1. Quinnipiac (19-3-4, 12-0-2): Many thought Quinnipiac would take over the top spot in the Division 1 national poll after No. 1 Minnesota and Minnesota State split a weekend series in late January. The Bobcats remained stuck at No. 2. Last weekend, Minnesota had the weekend off, and Quinnipiac beat Yale and tied Brown. Still, the Bobcats remain stuck at No. 2. They'll have to take solace in the fact that they're No. 1 in the PairWise and the ECAC.
2. Yale (13-6-3, 9-5-1): The Bulldogs took the brunt of Quinnipiac's punishment Saturday night – a night after the Bobcats nearly fell to Brown in a 1-1 tie. Quinnipiac seemed much better prepared Saturday when it posted a 6-1 victory over Yale, extending its unbeaten streak to 19 games.
3. Union (13-8-5, 6-4-4): The Dutchmen are riding a four-game unbeaten streak (3-0-1) and are tied for third in the league standings. This week, they'll hit the road for the first time in nearly a month when they visit Clarkson and St. Lawrence.
4. RPI (10-11-5, 5-6-3): The good news: The Engineers are 5-0-0 at home since Dec. 31. The bad news: They are 0-3-1 away from RPI.
5. St. Lawrence (12-10-4, 5-5-4): The Saints have scored on five of 29 power-play chances in their current 4-0-2 run and have killed off 78.8 percent of opposing power-play chances. Greg Carey is tied for second nationally with seven power-play goals.
6. Brown (8-9-5, 4-6-5): Regardless of how things play out the rest of the way for the Bears, you have to figure their 1-1 tie against Quinnipiac Friday night will go down as one of the top highlights of the season.

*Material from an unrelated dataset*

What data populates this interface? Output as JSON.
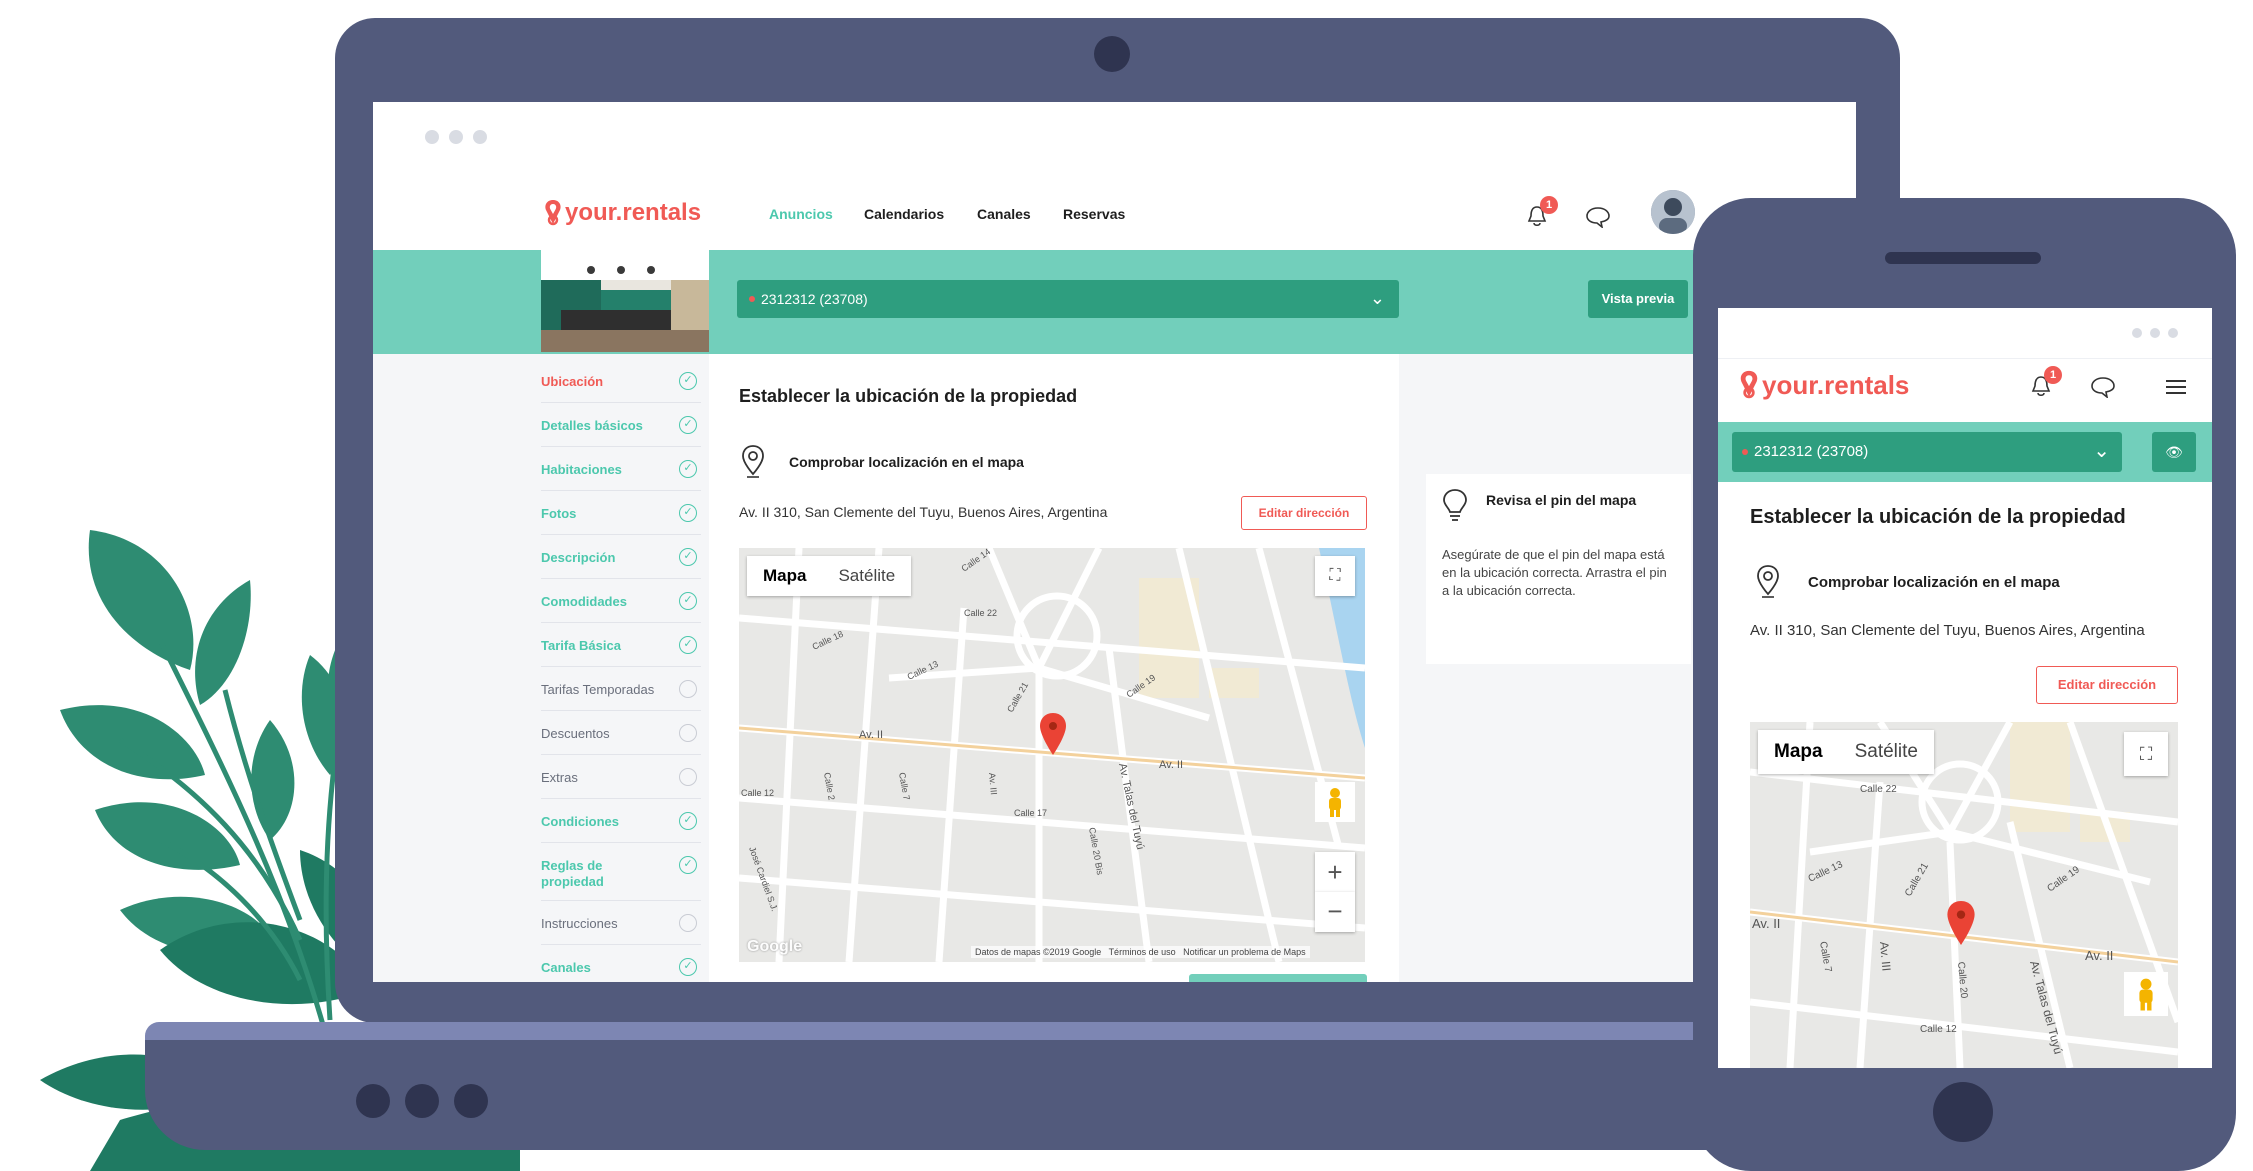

7. Colgate (13-9-4, 5-6-3): Colgate appears to be one of the best-conditioned teams in the ECAC. The Raiders have posted a plus-20 in the final two periods of games. In the third period alone, the Raiders hold a 32-20 scoring advantage on the season, and they are 9-0-2 when leading after two frames.
8. Dartmouth (11-8-3, 7-6-2): Dartmouth has won only one of its last five league games. It marks a turn for the worse for a Big Green team that started the ECAC season 4-0-0. Dartmouth has just one road victory to its credit this season, a 4-2 win over Brown Jan. 18.

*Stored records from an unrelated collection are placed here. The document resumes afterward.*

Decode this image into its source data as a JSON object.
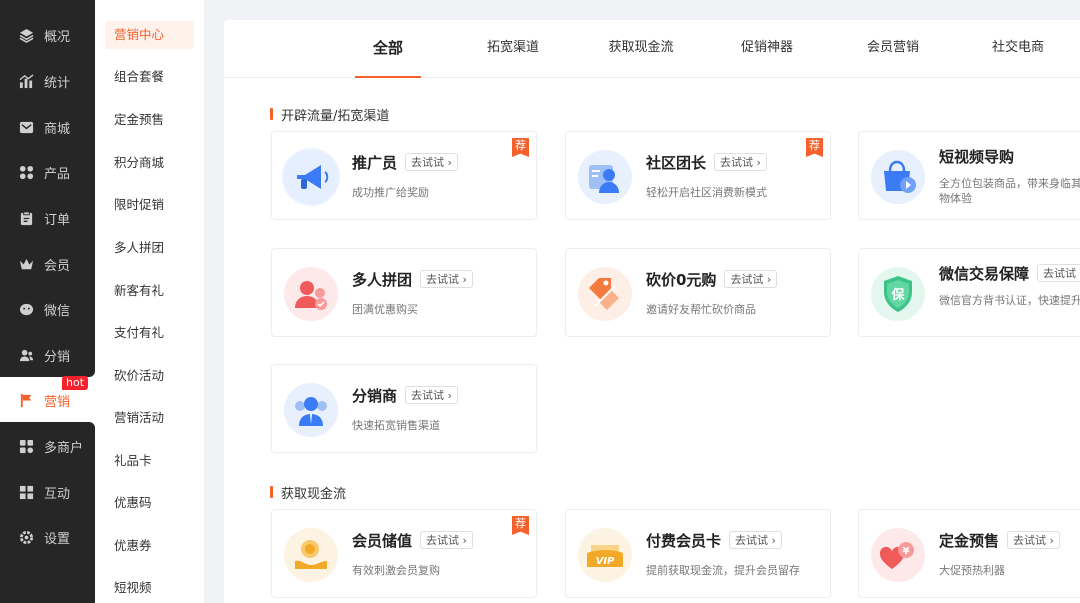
{
  "sidebar": {
    "items": [
      {
        "label": "概况",
        "icon": "layers-icon"
      },
      {
        "label": "统计",
        "icon": "chart-icon"
      },
      {
        "label": "商城",
        "icon": "mail-icon"
      },
      {
        "label": "产品",
        "icon": "grid-icon"
      },
      {
        "label": "订单",
        "icon": "clipboard-icon"
      },
      {
        "label": "会员",
        "icon": "crown-icon"
      },
      {
        "label": "微信",
        "icon": "wechat-icon"
      },
      {
        "label": "分销",
        "icon": "users-icon"
      },
      {
        "label": "营销",
        "icon": "flag-icon"
      },
      {
        "label": "多商户",
        "icon": "store-icon"
      },
      {
        "label": "互动",
        "icon": "apps-icon"
      },
      {
        "label": "设置",
        "icon": "gear-icon"
      }
    ],
    "hot_badge": "hot",
    "active_color": "#f5612d"
  },
  "subnav": {
    "items": [
      "营销中心",
      "组合套餐",
      "定金预售",
      "积分商城",
      "限时促销",
      "多人拼团",
      "新客有礼",
      "支付有礼",
      "砍价活动",
      "营销活动",
      "礼品卡",
      "优惠码",
      "优惠券",
      "短视频"
    ]
  },
  "tabs": [
    "全部",
    "拓宽渠道",
    "获取现金流",
    "促销神器",
    "会员营销",
    "社交电商"
  ],
  "sections": {
    "s1": {
      "title": "开辟流量/拓宽渠道"
    },
    "s2": {
      "title": "获取现金流"
    }
  },
  "try_label": "去试试",
  "rec_label": "荐",
  "cards": {
    "c1": {
      "title": "推广员",
      "desc": "成功推广给奖励"
    },
    "c2": {
      "title": "社区团长",
      "desc": "轻松开启社区消费新模式"
    },
    "c3": {
      "title": "短视频导购",
      "desc": "全方位包装商品，带来身临其境的购物体验"
    },
    "c4": {
      "title": "多人拼团",
      "desc": "团满优惠购买"
    },
    "c5": {
      "title": "砍价0元购",
      "desc": "邀请好友帮忙砍价商品"
    },
    "c6": {
      "title": "微信交易保障",
      "desc": "微信官方背书认证，快速提升信任度"
    },
    "c7": {
      "title": "分销商",
      "desc": "快速拓宽销售渠道"
    },
    "c8": {
      "title": "会员储值",
      "desc": "有效刺激会员复购"
    },
    "c9": {
      "title": "付费会员卡",
      "desc": "提前获取现金流，提升会员留存"
    },
    "c10": {
      "title": "定金预售",
      "desc": "大促预热利器"
    }
  },
  "icon_glyphs": {
    "shield_text": "保",
    "vip_text": "VIP",
    "yen_text": "¥"
  }
}
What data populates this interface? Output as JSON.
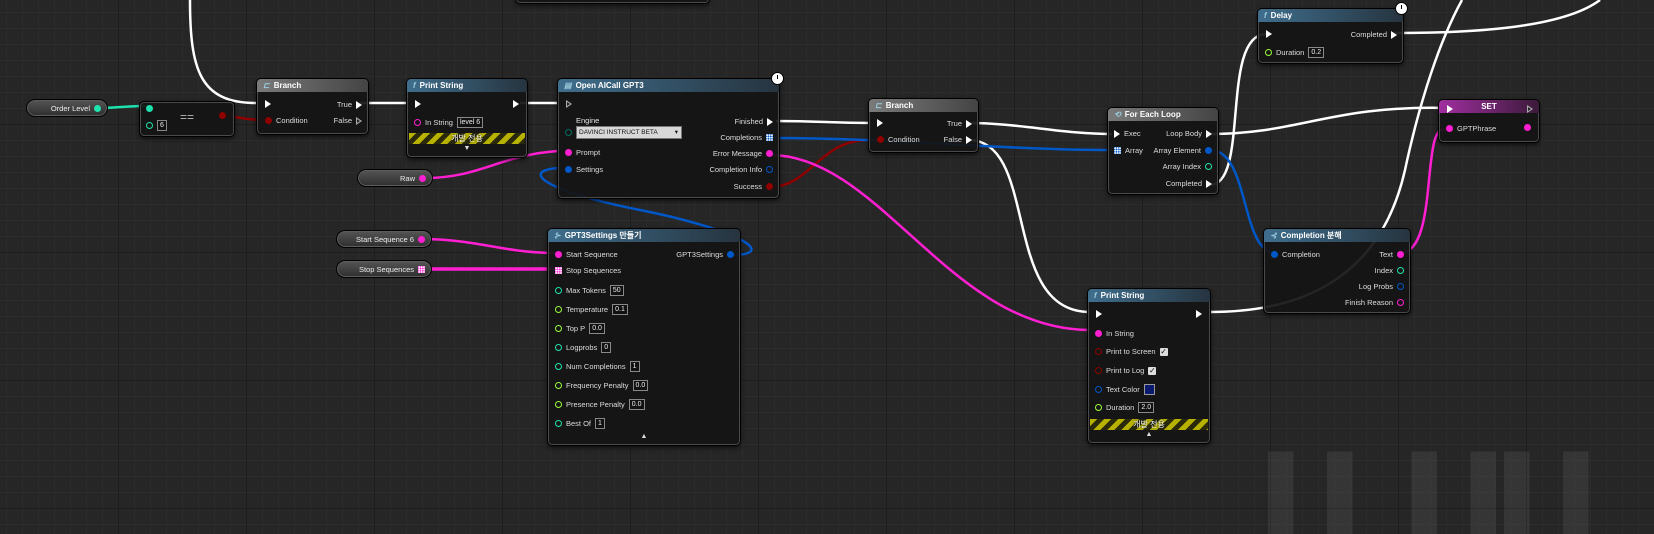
{
  "colors": {
    "exec": "#ffffff",
    "string": "#ff1fd2",
    "bool": "#8f0000",
    "struct": "#0057c8",
    "int": "#1fe3af",
    "float": "#9cfc3a",
    "text": "#e07ee0",
    "enum": "#006e62"
  },
  "vars": {
    "order_level": "Order Level",
    "raw": "Raw",
    "start_sequence": "Start Sequence 6",
    "stop_sequences": "Stop Sequences"
  },
  "equal": {
    "title": "==",
    "value": "6"
  },
  "branch1": {
    "title": "Branch",
    "true": "True",
    "false": "False",
    "condition": "Condition"
  },
  "print1": {
    "title": "Print String",
    "in_string": "In String",
    "value": "level 6",
    "dev_only": "개발 전용"
  },
  "openai": {
    "title": "Open AICall GPT3",
    "engine": "Engine",
    "engine_value": "DAVINCI INSTRUCT BETA",
    "prompt": "Prompt",
    "settings": "Settings",
    "finished": "Finished",
    "completions": "Completions",
    "error_message": "Error Message",
    "completion_info": "Completion Info",
    "success": "Success"
  },
  "branch2": {
    "title": "Branch",
    "true": "True",
    "false": "False",
    "condition": "Condition"
  },
  "foreach": {
    "title": "For Each Loop",
    "exec": "Exec",
    "array": "Array",
    "loop_body": "Loop Body",
    "array_element": "Array Element",
    "array_index": "Array Index",
    "completed": "Completed"
  },
  "delay": {
    "title": "Delay",
    "completed": "Completed",
    "duration": "Duration",
    "duration_value": "0.2"
  },
  "set": {
    "title": "SET",
    "var": "GPTPhrase"
  },
  "settings_node": {
    "title": "GPT3Settings 만들기",
    "out": "GPT3Settings",
    "start_sequence": "Start Sequence",
    "stop_sequences": "Stop Sequences",
    "rows": [
      {
        "label": "Max Tokens",
        "value": "50",
        "type": "int"
      },
      {
        "label": "Temperature",
        "value": "0.1",
        "type": "float"
      },
      {
        "label": "Top P",
        "value": "0.0",
        "type": "float"
      },
      {
        "label": "Logprobs",
        "value": "0",
        "type": "int"
      },
      {
        "label": "Num Completions",
        "value": "1",
        "type": "int"
      },
      {
        "label": "Frequency Penalty",
        "value": "0.0",
        "type": "float"
      },
      {
        "label": "Presence Penalty",
        "value": "0.0",
        "type": "float"
      },
      {
        "label": "Best Of",
        "value": "1",
        "type": "int"
      }
    ]
  },
  "completion_break": {
    "title": "Completion 분해",
    "completion": "Completion",
    "text": "Text",
    "index": "Index",
    "log_probs": "Log Probs",
    "finish_reason": "Finish Reason"
  },
  "print2": {
    "title": "Print String",
    "in_string": "In String",
    "print_to_screen": "Print to Screen",
    "print_to_log": "Print to Log",
    "text_color": "Text Color",
    "duration": "Duration",
    "duration_value": "2.0",
    "dev_only": "개발 전용"
  }
}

9. Princeton (7-10-4, 5-6-3): The Tigers’ power-play ranks fifth in the nation, converting 23.6 percent of the time (17 for 72). They also have the 11th-best penalty kill in the nation, killing 86 percent of the penalties they've drawn (86 of 100).
10. Clarkson (6-13-7, 5-6-3): The Knights went eight games without a power-play goal (0 for 26) from Dec. 1 through Jan. 12. Since then, Clarkson has scored on the man-advantage at least once in four of the past five games (6 for 23, 26 percent), including a 3-for-7 effort in a win over Cornell.
11. Cornell (8-11-2, 4-8-2): The Big Red are enduring an uncharacteristic stretch of ineptitude, losing eight games in a nine-game stretch for the first time under 18-year head coach Mike Schafer.
12. Harvard (5-15-1, 3-12-0): There was a time this season when Harvard appeared primed to compete for its first Beanpot championship since 1993. Those days are a distant memory.